*Problem to work on:* Your answer should consist of every line from the records that holds the string "rtEvent".
+++ Supplied material
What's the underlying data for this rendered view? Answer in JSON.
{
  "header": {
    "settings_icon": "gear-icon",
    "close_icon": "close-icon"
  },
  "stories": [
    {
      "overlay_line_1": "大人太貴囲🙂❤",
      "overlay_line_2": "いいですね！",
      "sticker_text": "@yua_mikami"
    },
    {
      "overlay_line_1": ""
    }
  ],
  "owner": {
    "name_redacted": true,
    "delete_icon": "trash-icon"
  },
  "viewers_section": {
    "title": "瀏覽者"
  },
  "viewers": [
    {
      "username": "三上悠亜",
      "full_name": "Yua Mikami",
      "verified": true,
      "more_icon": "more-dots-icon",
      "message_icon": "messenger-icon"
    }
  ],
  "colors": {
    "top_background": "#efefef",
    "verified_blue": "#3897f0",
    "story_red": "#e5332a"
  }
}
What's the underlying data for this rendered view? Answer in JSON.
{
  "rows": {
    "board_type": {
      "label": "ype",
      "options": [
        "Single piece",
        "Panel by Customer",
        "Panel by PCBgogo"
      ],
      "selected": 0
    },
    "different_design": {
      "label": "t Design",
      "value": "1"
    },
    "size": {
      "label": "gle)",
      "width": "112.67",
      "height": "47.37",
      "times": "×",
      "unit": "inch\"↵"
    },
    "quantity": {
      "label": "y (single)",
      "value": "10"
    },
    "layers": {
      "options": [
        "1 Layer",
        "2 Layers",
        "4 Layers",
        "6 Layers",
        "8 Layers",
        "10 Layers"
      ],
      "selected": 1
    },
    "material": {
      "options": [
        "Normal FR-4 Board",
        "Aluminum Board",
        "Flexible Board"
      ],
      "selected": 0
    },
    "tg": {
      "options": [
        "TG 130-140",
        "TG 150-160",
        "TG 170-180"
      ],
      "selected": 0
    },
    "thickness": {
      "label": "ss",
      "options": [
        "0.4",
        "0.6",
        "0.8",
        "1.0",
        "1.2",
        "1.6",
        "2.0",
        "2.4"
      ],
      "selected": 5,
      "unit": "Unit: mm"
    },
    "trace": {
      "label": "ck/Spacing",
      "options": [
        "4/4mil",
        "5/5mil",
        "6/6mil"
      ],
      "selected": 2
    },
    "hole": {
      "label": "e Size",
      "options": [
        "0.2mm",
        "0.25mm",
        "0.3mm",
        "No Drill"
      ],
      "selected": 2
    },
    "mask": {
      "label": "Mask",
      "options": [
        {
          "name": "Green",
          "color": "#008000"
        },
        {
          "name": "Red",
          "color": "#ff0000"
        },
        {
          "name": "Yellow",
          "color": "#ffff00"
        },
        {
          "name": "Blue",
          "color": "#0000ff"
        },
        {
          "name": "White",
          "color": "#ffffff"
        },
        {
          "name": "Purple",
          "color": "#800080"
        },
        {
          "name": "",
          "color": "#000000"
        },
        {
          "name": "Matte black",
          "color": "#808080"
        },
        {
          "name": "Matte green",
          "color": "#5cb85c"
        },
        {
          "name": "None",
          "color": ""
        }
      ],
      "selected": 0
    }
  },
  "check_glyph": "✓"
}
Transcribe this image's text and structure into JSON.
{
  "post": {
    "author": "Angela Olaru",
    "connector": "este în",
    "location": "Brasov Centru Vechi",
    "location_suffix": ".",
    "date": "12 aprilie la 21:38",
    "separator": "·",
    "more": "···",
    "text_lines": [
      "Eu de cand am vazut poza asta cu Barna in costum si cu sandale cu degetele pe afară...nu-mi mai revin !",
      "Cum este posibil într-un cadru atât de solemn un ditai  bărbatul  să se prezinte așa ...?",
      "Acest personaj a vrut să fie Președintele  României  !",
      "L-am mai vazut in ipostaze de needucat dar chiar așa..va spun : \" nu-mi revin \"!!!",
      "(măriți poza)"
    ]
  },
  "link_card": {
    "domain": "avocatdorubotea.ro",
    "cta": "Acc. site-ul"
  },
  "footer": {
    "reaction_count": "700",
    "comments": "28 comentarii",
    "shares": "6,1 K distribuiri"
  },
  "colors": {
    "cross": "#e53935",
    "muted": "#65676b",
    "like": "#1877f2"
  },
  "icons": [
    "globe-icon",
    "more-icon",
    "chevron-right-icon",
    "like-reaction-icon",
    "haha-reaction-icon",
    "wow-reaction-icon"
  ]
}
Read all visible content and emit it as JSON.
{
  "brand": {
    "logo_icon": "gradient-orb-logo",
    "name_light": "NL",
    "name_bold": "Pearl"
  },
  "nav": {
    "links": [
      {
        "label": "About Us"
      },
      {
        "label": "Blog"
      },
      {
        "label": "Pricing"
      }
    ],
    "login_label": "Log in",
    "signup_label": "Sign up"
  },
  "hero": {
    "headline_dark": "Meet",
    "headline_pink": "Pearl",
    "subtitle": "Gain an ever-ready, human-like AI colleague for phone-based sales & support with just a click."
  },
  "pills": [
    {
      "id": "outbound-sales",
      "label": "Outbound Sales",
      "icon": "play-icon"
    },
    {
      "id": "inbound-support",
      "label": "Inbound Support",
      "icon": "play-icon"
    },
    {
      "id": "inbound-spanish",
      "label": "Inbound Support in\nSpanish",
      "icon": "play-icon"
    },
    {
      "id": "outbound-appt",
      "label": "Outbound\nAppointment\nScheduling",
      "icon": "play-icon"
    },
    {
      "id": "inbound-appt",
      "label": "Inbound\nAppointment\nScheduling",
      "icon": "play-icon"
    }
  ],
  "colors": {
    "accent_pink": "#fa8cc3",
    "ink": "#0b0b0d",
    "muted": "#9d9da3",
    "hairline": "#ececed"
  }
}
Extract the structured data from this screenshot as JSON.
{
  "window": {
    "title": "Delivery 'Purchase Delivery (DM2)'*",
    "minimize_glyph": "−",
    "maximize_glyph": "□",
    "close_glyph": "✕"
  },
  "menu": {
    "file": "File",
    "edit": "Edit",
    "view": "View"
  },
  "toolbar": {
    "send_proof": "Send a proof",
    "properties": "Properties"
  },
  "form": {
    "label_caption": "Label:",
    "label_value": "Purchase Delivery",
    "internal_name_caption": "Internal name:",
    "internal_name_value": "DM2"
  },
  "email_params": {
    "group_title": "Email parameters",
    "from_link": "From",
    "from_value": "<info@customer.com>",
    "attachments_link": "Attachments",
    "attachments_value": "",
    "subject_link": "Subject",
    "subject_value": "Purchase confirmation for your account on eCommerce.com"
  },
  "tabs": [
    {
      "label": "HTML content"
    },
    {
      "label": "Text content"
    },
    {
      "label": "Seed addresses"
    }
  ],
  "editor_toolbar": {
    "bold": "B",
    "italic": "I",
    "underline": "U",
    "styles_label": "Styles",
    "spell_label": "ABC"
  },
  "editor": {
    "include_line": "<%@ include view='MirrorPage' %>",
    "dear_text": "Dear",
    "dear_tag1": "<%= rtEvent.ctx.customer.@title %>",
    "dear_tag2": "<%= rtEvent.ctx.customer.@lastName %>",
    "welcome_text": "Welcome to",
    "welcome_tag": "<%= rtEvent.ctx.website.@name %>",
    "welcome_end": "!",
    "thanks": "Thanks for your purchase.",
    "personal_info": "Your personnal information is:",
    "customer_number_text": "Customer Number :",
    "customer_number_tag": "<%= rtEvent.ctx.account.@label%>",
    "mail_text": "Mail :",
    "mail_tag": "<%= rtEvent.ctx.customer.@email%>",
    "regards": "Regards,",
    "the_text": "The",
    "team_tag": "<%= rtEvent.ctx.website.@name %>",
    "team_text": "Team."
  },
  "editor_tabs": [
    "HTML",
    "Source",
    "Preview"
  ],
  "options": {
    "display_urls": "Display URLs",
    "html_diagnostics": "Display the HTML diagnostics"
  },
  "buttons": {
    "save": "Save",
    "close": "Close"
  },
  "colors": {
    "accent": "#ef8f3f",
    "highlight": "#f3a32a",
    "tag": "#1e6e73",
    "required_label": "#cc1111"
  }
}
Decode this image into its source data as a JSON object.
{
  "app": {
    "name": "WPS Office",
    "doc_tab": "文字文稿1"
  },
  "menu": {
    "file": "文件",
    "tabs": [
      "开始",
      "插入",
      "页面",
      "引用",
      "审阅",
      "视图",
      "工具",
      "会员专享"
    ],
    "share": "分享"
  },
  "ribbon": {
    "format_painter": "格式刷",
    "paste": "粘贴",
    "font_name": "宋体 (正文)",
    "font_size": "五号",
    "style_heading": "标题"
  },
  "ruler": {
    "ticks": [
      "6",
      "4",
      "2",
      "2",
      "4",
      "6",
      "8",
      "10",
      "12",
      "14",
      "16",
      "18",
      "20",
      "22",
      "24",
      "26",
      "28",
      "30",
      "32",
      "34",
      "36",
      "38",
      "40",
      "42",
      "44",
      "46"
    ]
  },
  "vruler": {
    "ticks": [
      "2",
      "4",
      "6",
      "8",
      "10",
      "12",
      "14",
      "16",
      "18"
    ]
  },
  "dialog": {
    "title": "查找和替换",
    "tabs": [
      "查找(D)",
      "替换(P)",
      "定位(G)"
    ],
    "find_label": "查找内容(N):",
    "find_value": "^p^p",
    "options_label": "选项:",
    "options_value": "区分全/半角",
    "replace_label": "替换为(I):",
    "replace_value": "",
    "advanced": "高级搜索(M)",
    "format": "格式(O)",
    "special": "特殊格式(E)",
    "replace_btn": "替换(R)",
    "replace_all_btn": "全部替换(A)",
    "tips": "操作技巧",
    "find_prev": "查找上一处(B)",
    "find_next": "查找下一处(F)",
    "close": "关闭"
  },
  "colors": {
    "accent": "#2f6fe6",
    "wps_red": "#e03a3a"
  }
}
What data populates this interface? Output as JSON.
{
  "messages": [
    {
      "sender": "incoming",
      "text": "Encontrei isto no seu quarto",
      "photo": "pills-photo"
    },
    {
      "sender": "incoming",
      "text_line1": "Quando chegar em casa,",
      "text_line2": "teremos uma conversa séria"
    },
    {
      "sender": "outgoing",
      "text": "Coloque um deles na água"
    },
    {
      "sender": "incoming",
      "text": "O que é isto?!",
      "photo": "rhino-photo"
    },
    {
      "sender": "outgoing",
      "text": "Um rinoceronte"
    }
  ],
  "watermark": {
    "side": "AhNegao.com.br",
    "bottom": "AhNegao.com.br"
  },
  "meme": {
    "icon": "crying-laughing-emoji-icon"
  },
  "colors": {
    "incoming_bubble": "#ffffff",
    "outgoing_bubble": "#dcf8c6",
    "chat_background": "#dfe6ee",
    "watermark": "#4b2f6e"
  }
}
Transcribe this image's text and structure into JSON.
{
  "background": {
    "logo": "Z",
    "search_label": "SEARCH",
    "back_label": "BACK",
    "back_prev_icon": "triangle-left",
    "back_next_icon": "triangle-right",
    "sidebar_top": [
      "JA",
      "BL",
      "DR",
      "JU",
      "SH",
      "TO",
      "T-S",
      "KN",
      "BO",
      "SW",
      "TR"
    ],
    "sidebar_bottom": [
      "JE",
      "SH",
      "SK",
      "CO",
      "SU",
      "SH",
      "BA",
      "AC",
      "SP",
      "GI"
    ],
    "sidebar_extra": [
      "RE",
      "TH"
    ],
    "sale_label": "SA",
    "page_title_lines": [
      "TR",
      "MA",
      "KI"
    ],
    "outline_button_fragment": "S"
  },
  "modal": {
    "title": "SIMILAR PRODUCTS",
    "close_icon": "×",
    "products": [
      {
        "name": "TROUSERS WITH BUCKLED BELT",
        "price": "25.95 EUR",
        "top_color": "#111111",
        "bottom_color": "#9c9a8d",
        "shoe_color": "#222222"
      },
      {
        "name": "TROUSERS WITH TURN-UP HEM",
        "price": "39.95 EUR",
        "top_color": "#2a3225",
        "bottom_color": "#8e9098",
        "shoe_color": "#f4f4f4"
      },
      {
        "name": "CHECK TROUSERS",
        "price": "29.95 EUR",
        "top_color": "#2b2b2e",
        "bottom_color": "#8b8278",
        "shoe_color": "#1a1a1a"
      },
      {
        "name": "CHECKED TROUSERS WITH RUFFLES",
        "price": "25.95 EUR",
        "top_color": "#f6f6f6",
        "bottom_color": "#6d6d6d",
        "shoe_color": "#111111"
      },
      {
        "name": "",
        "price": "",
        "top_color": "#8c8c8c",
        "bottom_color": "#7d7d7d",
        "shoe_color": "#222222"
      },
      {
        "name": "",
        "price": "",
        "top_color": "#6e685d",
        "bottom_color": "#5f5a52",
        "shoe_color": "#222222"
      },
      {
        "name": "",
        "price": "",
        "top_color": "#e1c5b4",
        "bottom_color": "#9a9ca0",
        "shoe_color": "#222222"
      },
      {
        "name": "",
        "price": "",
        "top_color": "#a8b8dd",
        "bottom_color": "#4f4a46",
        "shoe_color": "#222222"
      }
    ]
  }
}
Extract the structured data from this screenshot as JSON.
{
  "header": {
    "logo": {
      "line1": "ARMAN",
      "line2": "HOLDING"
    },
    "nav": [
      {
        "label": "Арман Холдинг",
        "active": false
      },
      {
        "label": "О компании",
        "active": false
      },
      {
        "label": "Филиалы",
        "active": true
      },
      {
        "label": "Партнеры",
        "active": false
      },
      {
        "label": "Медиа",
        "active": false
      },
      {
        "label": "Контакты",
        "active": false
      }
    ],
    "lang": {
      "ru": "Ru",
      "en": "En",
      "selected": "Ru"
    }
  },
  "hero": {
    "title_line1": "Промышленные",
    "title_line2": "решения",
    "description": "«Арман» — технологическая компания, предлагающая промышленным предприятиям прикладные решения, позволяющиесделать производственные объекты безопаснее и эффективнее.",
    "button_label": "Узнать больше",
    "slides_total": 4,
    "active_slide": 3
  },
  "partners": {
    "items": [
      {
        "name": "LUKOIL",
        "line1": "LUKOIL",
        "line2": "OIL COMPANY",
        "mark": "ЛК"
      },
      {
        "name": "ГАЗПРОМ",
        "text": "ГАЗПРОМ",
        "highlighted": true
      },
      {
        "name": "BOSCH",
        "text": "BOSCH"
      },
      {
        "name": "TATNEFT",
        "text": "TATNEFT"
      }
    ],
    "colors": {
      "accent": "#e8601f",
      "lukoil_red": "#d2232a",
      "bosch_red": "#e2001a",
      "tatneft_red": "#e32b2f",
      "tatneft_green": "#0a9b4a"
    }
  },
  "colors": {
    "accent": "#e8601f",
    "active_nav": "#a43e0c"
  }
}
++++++
*Exercise solution:*
    "dear_tag1": "<%= rtEvent.ctx.customer.@title %>",
    "dear_tag2": "<%= rtEvent.ctx.customer.@lastName %>",
    "welcome_tag": "<%= rtEvent.ctx.website.@name %>",
    "customer_number_tag": "<%= rtEvent.ctx.account.@label%>",
    "mail_tag": "<%= rtEvent.ctx.customer.@email%>",
    "team_tag": "<%= rtEvent.ctx.website.@name %>",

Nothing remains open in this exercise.